Record excerpts —

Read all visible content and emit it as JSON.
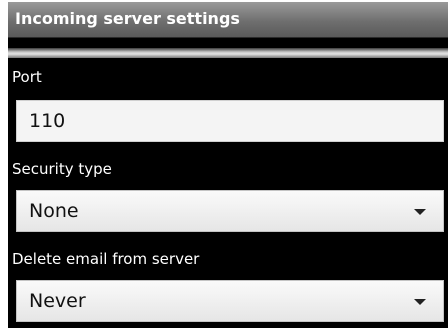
{
  "header": {
    "title": "Incoming server settings"
  },
  "form": {
    "port": {
      "label": "Port",
      "value": "110"
    },
    "security_type": {
      "label": "Security type",
      "selected": "None",
      "icon": "dropdown-triangle-icon"
    },
    "delete_email": {
      "label": "Delete email from server",
      "selected": "Never",
      "icon": "dropdown-triangle-icon"
    }
  }
}
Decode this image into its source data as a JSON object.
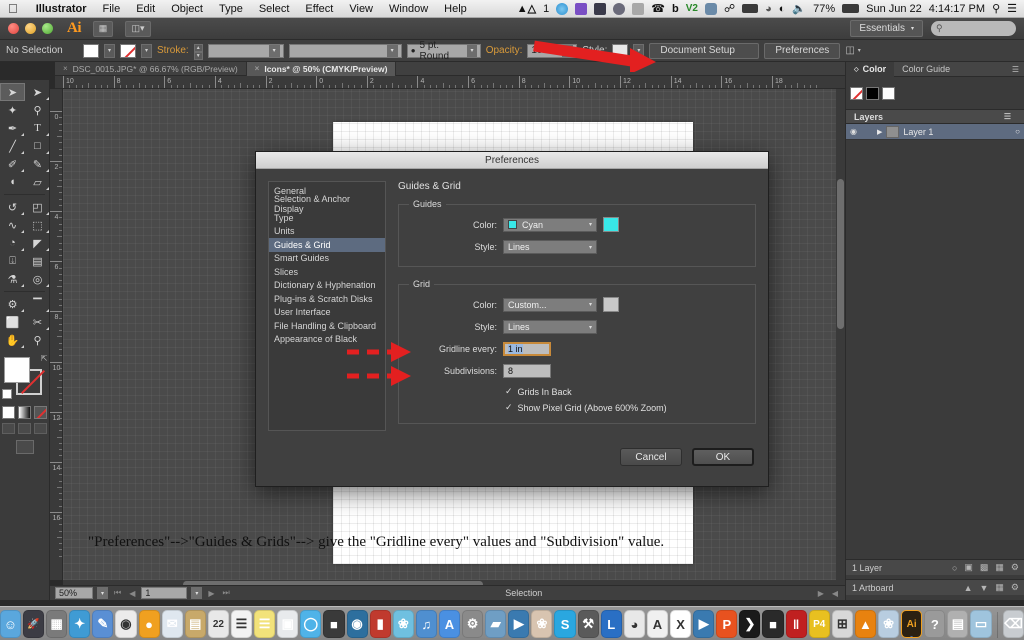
{
  "mac_menubar": {
    "apple_icon": "apple-icon",
    "items": [
      {
        "label": "Illustrator",
        "bold": true
      },
      {
        "label": "File",
        "bold": false
      },
      {
        "label": "Edit",
        "bold": false
      },
      {
        "label": "Object",
        "bold": false
      },
      {
        "label": "Type",
        "bold": false
      },
      {
        "label": "Select",
        "bold": false
      },
      {
        "label": "Effect",
        "bold": false
      },
      {
        "label": "View",
        "bold": false
      },
      {
        "label": "Window",
        "bold": false
      },
      {
        "label": "Help",
        "bold": false
      }
    ],
    "status": {
      "input_source": "1",
      "battery_percent": "77%",
      "date": "Sun Jun 22",
      "time": "4:14:17 PM",
      "icons": [
        "airplay-icon",
        "dropbox-icon",
        "vpn-icon",
        "shield-icon",
        "umbrella-icon",
        "bell-icon",
        "phone-icon",
        "bluetooth-icon",
        "battery-icon",
        "clock-icon",
        "wifi-icon",
        "volume-icon",
        "spotlight-icon",
        "notification-center-icon"
      ]
    }
  },
  "app_titlebar": {
    "app_logo": "Ai",
    "bridge_icon": "bridge-icon",
    "arrange_icon": "arrange-documents-icon",
    "workspace": "Essentials",
    "search_placeholder": ""
  },
  "control_bar": {
    "selection_status": "No Selection",
    "fill_swatch": "fill-swatch",
    "stroke_swatch": "stroke-none-swatch",
    "stroke_label": "Stroke:",
    "stroke_weight": "",
    "stroke_profile": "",
    "brush_label": "5 pt. Round",
    "opacity_label": "Opacity:",
    "opacity_value": "100%",
    "style_label": "Style:",
    "document_setup_label": "Document Setup",
    "preferences_label": "Preferences",
    "align_icon": "align-icon"
  },
  "doc_tabs": [
    {
      "title": "DSC_0015.JPG* @ 66.67% (RGB/Preview)",
      "active": false
    },
    {
      "title": "Icons* @ 50% (CMYK/Preview)",
      "active": true
    }
  ],
  "toolbar": {
    "tools": [
      {
        "name": "selection-tool",
        "glyph": "➤",
        "selected": true
      },
      {
        "name": "direct-selection-tool",
        "glyph": "➤",
        "selected": false
      },
      {
        "name": "magic-wand-tool",
        "glyph": "✦",
        "selected": false
      },
      {
        "name": "lasso-tool",
        "glyph": "☁",
        "selected": false
      },
      {
        "name": "pen-tool",
        "glyph": "✒",
        "selected": false
      },
      {
        "name": "type-tool",
        "glyph": "T",
        "selected": false
      },
      {
        "name": "line-segment-tool",
        "glyph": "╱",
        "selected": false
      },
      {
        "name": "rectangle-tool",
        "glyph": "■",
        "selected": false
      },
      {
        "name": "paintbrush-tool",
        "glyph": "✐",
        "selected": false
      },
      {
        "name": "pencil-tool",
        "glyph": "✏",
        "selected": false
      },
      {
        "name": "blob-brush-tool",
        "glyph": "◖",
        "selected": false
      },
      {
        "name": "eraser-tool",
        "glyph": "▱",
        "selected": false
      },
      {
        "name": "rotate-tool",
        "glyph": "↺",
        "selected": false
      },
      {
        "name": "scale-tool",
        "glyph": "◰",
        "selected": false
      },
      {
        "name": "width-tool",
        "glyph": "∿",
        "selected": false
      },
      {
        "name": "free-transform-tool",
        "glyph": "⬚",
        "selected": false
      },
      {
        "name": "shape-builder-tool",
        "glyph": "◔",
        "selected": false
      },
      {
        "name": "perspective-grid-tool",
        "glyph": "◤",
        "selected": false
      },
      {
        "name": "mesh-tool",
        "glyph": "⌗",
        "selected": false
      },
      {
        "name": "gradient-tool",
        "glyph": "▤",
        "selected": false
      },
      {
        "name": "eyedropper-tool",
        "glyph": "⚗",
        "selected": false
      },
      {
        "name": "blend-tool",
        "glyph": "◎",
        "selected": false
      },
      {
        "name": "symbol-sprayer-tool",
        "glyph": "⚙",
        "selected": false
      },
      {
        "name": "column-graph-tool",
        "glyph": "▐",
        "selected": false
      },
      {
        "name": "artboard-tool",
        "glyph": "⬜",
        "selected": false
      },
      {
        "name": "slice-tool",
        "glyph": "✂",
        "selected": false
      },
      {
        "name": "hand-tool",
        "glyph": "✋",
        "selected": false
      },
      {
        "name": "zoom-tool",
        "glyph": "⚲",
        "selected": false
      }
    ]
  },
  "rulers": {
    "unit": "in",
    "horizontal_labels": [
      "10",
      "8",
      "6",
      "4",
      "2",
      "0",
      "2",
      "4",
      "6",
      "8",
      "10",
      "12",
      "14",
      "16",
      "18"
    ],
    "vertical_labels": [
      "0",
      "2",
      "4",
      "6",
      "8",
      "10",
      "12",
      "14",
      "16"
    ]
  },
  "canvas": {
    "caption": "\"Preferences\"-->\"Guides & Grids\"--> give the \"Gridline every\" values and \"Subdivision\" value."
  },
  "status_bar": {
    "zoom": "50%",
    "page": "1",
    "tool_status": "Selection"
  },
  "right_dock": {
    "color_panel": {
      "tabs": [
        {
          "label": "Color",
          "active": true
        },
        {
          "label": "Color Guide",
          "active": false
        }
      ],
      "swatches": [
        "none-swatch",
        "black-swatch",
        "white-swatch"
      ]
    },
    "layers_panel": {
      "title": "Layers",
      "rows": [
        {
          "name": "Layer 1",
          "visible": true,
          "locked": false
        }
      ],
      "footer_count": "1 Layer",
      "footer_icons": [
        "locate-object-icon",
        "make-mask-icon",
        "new-sublayer-icon",
        "new-layer-icon",
        "delete-layer-icon"
      ]
    },
    "artboards_panel": {
      "footer_count": "1 Artboard",
      "footer_icons": [
        "move-up-icon",
        "move-down-icon",
        "new-artboard-icon",
        "delete-artboard-icon"
      ]
    }
  },
  "prefs_dialog": {
    "title": "Preferences",
    "categories": [
      {
        "label": "General",
        "selected": false
      },
      {
        "label": "Selection & Anchor Display",
        "selected": false
      },
      {
        "label": "Type",
        "selected": false
      },
      {
        "label": "Units",
        "selected": false
      },
      {
        "label": "Guides & Grid",
        "selected": true
      },
      {
        "label": "Smart Guides",
        "selected": false
      },
      {
        "label": "Slices",
        "selected": false
      },
      {
        "label": "Dictionary & Hyphenation",
        "selected": false
      },
      {
        "label": "Plug-ins & Scratch Disks",
        "selected": false
      },
      {
        "label": "User Interface",
        "selected": false
      },
      {
        "label": "File Handling & Clipboard",
        "selected": false
      },
      {
        "label": "Appearance of Black",
        "selected": false
      }
    ],
    "section_title": "Guides & Grid",
    "guides": {
      "legend": "Guides",
      "color_label": "Color:",
      "color_value": "Cyan",
      "color_hex": "#38e8e8",
      "style_label": "Style:",
      "style_value": "Lines"
    },
    "grid": {
      "legend": "Grid",
      "color_label": "Color:",
      "color_value": "Custom...",
      "color_hex": "#c8c8c8",
      "style_label": "Style:",
      "style_value": "Lines",
      "gridline_every_label": "Gridline every:",
      "gridline_every_value": "1 in",
      "subdivisions_label": "Subdivisions:",
      "subdivisions_value": "8",
      "grids_in_back_label": "Grids In Back",
      "grids_in_back_checked": true,
      "show_pixel_grid_label": "Show Pixel Grid (Above 600% Zoom)",
      "show_pixel_grid_checked": true
    },
    "cancel_label": "Cancel",
    "ok_label": "OK",
    "annotation_color": "#e32020"
  },
  "dock": {
    "icons": [
      {
        "name": "finder-icon",
        "color": "#5aa7dd",
        "glyph": "☺"
      },
      {
        "name": "launchpad-icon",
        "color": "#3c3c44",
        "glyph": "🚀"
      },
      {
        "name": "mission-control-icon",
        "color": "#7a7a7a",
        "glyph": "▦"
      },
      {
        "name": "safari-icon",
        "color": "#3f9bd4",
        "glyph": "✦"
      },
      {
        "name": "notes-blue-icon",
        "color": "#5a8fd4",
        "glyph": "✎"
      },
      {
        "name": "chrome-icon",
        "color": "#ecebeb",
        "glyph": "◉"
      },
      {
        "name": "firefox-icon",
        "color": "#f0a020",
        "glyph": "●"
      },
      {
        "name": "mail-icon",
        "color": "#dfe7ef",
        "glyph": "✉"
      },
      {
        "name": "contacts-icon",
        "color": "#c8a96a",
        "glyph": "▤"
      },
      {
        "name": "calendar-icon",
        "color": "#e8e8e8",
        "glyph": "22"
      },
      {
        "name": "reminders-icon",
        "color": "#f2f2f2",
        "glyph": "☰"
      },
      {
        "name": "notes-icon",
        "color": "#f2e27a",
        "glyph": "☰"
      },
      {
        "name": "app-store-yellow-icon",
        "color": "#e8eaec",
        "glyph": "▣"
      },
      {
        "name": "messages-icon",
        "color": "#4fb3e8",
        "glyph": "◯"
      },
      {
        "name": "facetime-icon",
        "color": "#3a3a3a",
        "glyph": "■"
      },
      {
        "name": "itunes-dvd-icon",
        "color": "#2d6f9e",
        "glyph": "◉"
      },
      {
        "name": "ibooks-icon",
        "color": "#c03a2e",
        "glyph": "▮"
      },
      {
        "name": "photos-icon",
        "color": "#6fc0e0",
        "glyph": "❀"
      },
      {
        "name": "itunes-icon",
        "color": "#4f8fd0",
        "glyph": "♫"
      },
      {
        "name": "app-store-icon",
        "color": "#4a90e2",
        "glyph": "A"
      },
      {
        "name": "system-preferences-icon",
        "color": "#8a8a8a",
        "glyph": "⚙"
      },
      {
        "name": "truck-icon",
        "color": "#6f9ec4",
        "glyph": "▰"
      },
      {
        "name": "quicktime-icon",
        "color": "#3a7ab0",
        "glyph": "▶"
      },
      {
        "name": "popcorn-time-icon",
        "color": "#d8c4b0",
        "glyph": "❀"
      },
      {
        "name": "skype-icon",
        "color": "#2aa7e0",
        "glyph": "S"
      },
      {
        "name": "cleaner-icon",
        "color": "#5a5a5a",
        "glyph": "⚒"
      },
      {
        "name": "lync-icon",
        "color": "#2a6fc4",
        "glyph": "L"
      },
      {
        "name": "keynote-icon",
        "color": "#e8e8e8",
        "glyph": "◕"
      },
      {
        "name": "acrobat-icon",
        "color": "#f0f0f0",
        "glyph": "A"
      },
      {
        "name": "excel-icon",
        "color": "#ffffff",
        "glyph": "X"
      },
      {
        "name": "quicktime-player-icon",
        "color": "#3a7ab0",
        "glyph": "▶"
      },
      {
        "name": "photoshop-p-icon",
        "color": "#e8521f",
        "glyph": "P"
      },
      {
        "name": "terminal-icon",
        "color": "#1a1a1a",
        "glyph": "❯"
      },
      {
        "name": "screen-icon",
        "color": "#2a2a2a",
        "glyph": "■"
      },
      {
        "name": "red-books-icon",
        "color": "#c02020",
        "glyph": "‖"
      },
      {
        "name": "p4-icon",
        "color": "#e8c020",
        "glyph": "P4"
      },
      {
        "name": "calculator-icon",
        "color": "#d8d8d8",
        "glyph": "⊞"
      },
      {
        "name": "vlc-icon",
        "color": "#e8820f",
        "glyph": "▲"
      },
      {
        "name": "preview-icon",
        "color": "#b8cde0",
        "glyph": "❀"
      },
      {
        "name": "illustrator-icon",
        "color": "#2b2112",
        "glyph": "Ai",
        "active": true
      },
      {
        "name": "help-icon",
        "color": "#9a9a9a",
        "glyph": "?"
      },
      {
        "name": "downloads-stack-icon",
        "color": "#b0b0b0",
        "glyph": "▤"
      },
      {
        "name": "documents-folder-icon",
        "color": "#9fc4dd",
        "glyph": "▭"
      },
      {
        "name": "trash-icon",
        "color": "#c8ccd0",
        "glyph": "⌫"
      }
    ]
  }
}
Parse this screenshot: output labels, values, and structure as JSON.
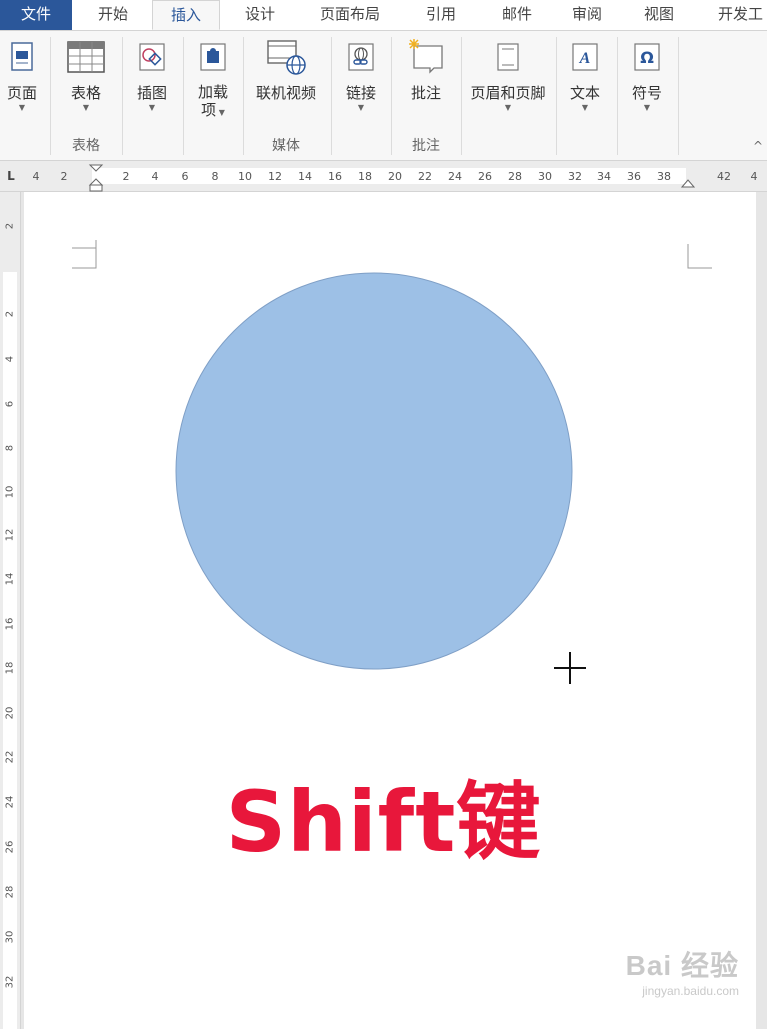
{
  "tabs": [
    {
      "label": "文件",
      "kind": "file"
    },
    {
      "label": "开始"
    },
    {
      "label": "插入",
      "kind": "active"
    },
    {
      "label": "设计"
    },
    {
      "label": "页面布局"
    },
    {
      "label": "引用"
    },
    {
      "label": "邮件"
    },
    {
      "label": "审阅"
    },
    {
      "label": "视图"
    },
    {
      "label": "开发工"
    }
  ],
  "ribbon": {
    "buttons": {
      "page": {
        "label": "页面",
        "icon": "page-icon"
      },
      "table": {
        "label": "表格",
        "icon": "table-icon"
      },
      "illustrations": {
        "label": "插图",
        "icon": "shapes-icon"
      },
      "addins": {
        "label": "加载",
        "label2": "项",
        "icon": "addins-icon"
      },
      "online_video": {
        "label": "联机视频",
        "icon": "online-video-icon"
      },
      "link": {
        "label": "链接",
        "icon": "link-icon"
      },
      "comment": {
        "label": "批注",
        "icon": "comment-icon"
      },
      "header_footer": {
        "label": "页眉和页脚",
        "icon": "header-footer-icon"
      },
      "text": {
        "label": "文本",
        "icon": "text-icon"
      },
      "symbols": {
        "label": "符号",
        "icon": "omega-icon"
      }
    },
    "groups": {
      "table": "表格",
      "media": "媒体",
      "comments": "批注"
    },
    "collapse_glyph": "^"
  },
  "hruler": {
    "left_ticks": [
      "4",
      "2"
    ],
    "ticks": [
      "2",
      "4",
      "6",
      "8",
      "10",
      "12",
      "14",
      "16",
      "18",
      "20",
      "22",
      "24",
      "26",
      "28",
      "30",
      "32",
      "34",
      "36",
      "38",
      "42",
      "4"
    ],
    "corner": "L"
  },
  "vruler": {
    "ticks": [
      "2",
      "2",
      "4",
      "6",
      "8",
      "10",
      "12",
      "14",
      "16",
      "18",
      "20",
      "22",
      "24",
      "26",
      "28",
      "30",
      "32"
    ]
  },
  "document": {
    "circle_fill": "#9dc0e6",
    "circle_stroke": "#7f9fc6",
    "text": "Shift键",
    "text_color": "#e8173b"
  },
  "watermark": {
    "main": "Bai 经验",
    "sub": "jingyan.baidu.com"
  },
  "colors": {
    "accent": "#2b579a"
  }
}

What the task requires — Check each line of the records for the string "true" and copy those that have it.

Answer to this exercise —
        "bold": true
      "active": true
        "selected": true
          "active": true
          "visible": true,
        "selected": true
      "grids_in_back_checked": true,
      "show_pixel_grid_checked": true
        "active": true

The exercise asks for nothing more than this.